Navigation Menu

Christian Health: Cruciferous vegetables

As we transition into the cooler weather of autumn, it is a great time to incorporate more cruciferous vegetables in the diet.  These vegetables are a diverse group, including many different colors, sizes and shapes.  Arugula, bok choy, broccoli, Brussels sprouts, cabbage, cauliflower, collards, kale, rutabaga, turnips and watercress are some of the vegetables in this group.

Generally, cruciferous vegetables are rich in vitamins and minerals.   Most contain folate and vitamin K. Dark green ones also are an excellent source of vitamins A and C. They are low in calories, rich in fiber and can help fill you up while packing in lots of great nutrition. Cruciferous vegetables also are rich in phytonutrients. These are plant-based compounds that may help to lower inflammation and reduce the risk of developing cancer.

Many cruciferous vegetables have a pungent cooking aroma. Proper handling enhances the flavor and minimizes the strong aroma. Look for freshness when shopping for these vegetables, and eat them soon after purchasing. Cook quickly and just until tender crisp if serving as a cooked vegetable.  Most can be boiled, steamed, stir-fried or sautéed and some are good in soups. Do not overcook. Enjoy leftovers the next day.  Many are also delicious served raw.

Here are some ideas to enjoy more cruciferous vegetables:

Arugula is a peppery tasting salad green that adds zip to any green salad. It also adds flavor to sandwiches or pasta dishes. Select small bunches with bright green fresh looking leaves.

Bok choy has a mild and slightly sweet flavor that blends well with other foods. Look for firm stalks with crisp dark green leaves. It makes a nice addition to salad, but also is delicious in a stir-fry or a cooked side dish.

Look for compact clusters of tightly-closed florets with deep green or even purplish color when selecting broccoli. Avoid heads that have yellowed. Serve raw in salads or cooked in stir-fry dishes or just lightly steamed with a squeeze of fresh lemon juice.

Small Brussels sprouts are more tender than large ones. They should be firm with bright green color and heavy for their size. These caramelize nicely when roasted with a little olive oil, garlic, salt and pepper.

Choose a tight, firm head of cabbage that is heavy for the size.
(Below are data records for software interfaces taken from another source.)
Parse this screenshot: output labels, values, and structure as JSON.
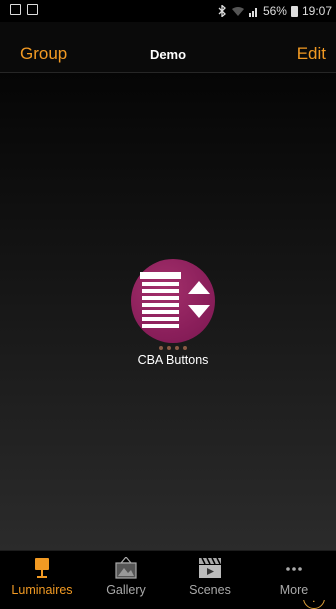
{
  "status_bar": {
    "battery": "56%",
    "time": "19:07",
    "icons": [
      "image-icon",
      "clipboard-icon",
      "bluetooth-icon",
      "wifi-icon",
      "signal-icon",
      "battery-icon"
    ]
  },
  "nav": {
    "left_label": "Group",
    "title": "Demo",
    "right_label": "Edit"
  },
  "groups": [
    {
      "label": "CBA Buttons",
      "icon": "blinds-up-down-icon",
      "color": "#8b1f5b"
    }
  ],
  "help": {
    "label": "?"
  },
  "tabs": [
    {
      "label": "Luminaires",
      "icon": "lamp-icon",
      "active": true
    },
    {
      "label": "Gallery",
      "icon": "gallery-icon",
      "active": false
    },
    {
      "label": "Scenes",
      "icon": "clapperboard-icon",
      "active": false
    },
    {
      "label": "More",
      "icon": "more-icon",
      "active": false
    }
  ],
  "colors": {
    "accent": "#f29a23",
    "inactive": "#a9a9a9",
    "group_circle": "#8b1f5b"
  }
}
Outer leaves should be free of bruising and blemishes and have good color.  Serve cooked or raw in a variety of slaws and salads.   

Heads of cauliflower should be firm, white or cream colored and free of brown spots and bruises. The leaves should be crisp and bright green in color.

Collards are a hardy cruciferous vegetable with a mild flavor. They blend well with other greens.

Select kale and mustard greens with fresh dark green leave that are free of blemishes. They can be served raw in salads or cooked and served hot.

Rutabagas and turnips are best when small to medium and heavy for their size.

Watercress has a sharp and peppery flavor. Enjoy raw in salads and as a green on sandwiches.

Author: Becky Varner

View more articles by Becky Varner.

Share This Post On
Read previous post:
Perspective: A ‘WE’ effort

Baptists can be a very independent group of people. Oklahoma was pioneered by hardy pioneers who were individualistic and willing...

Close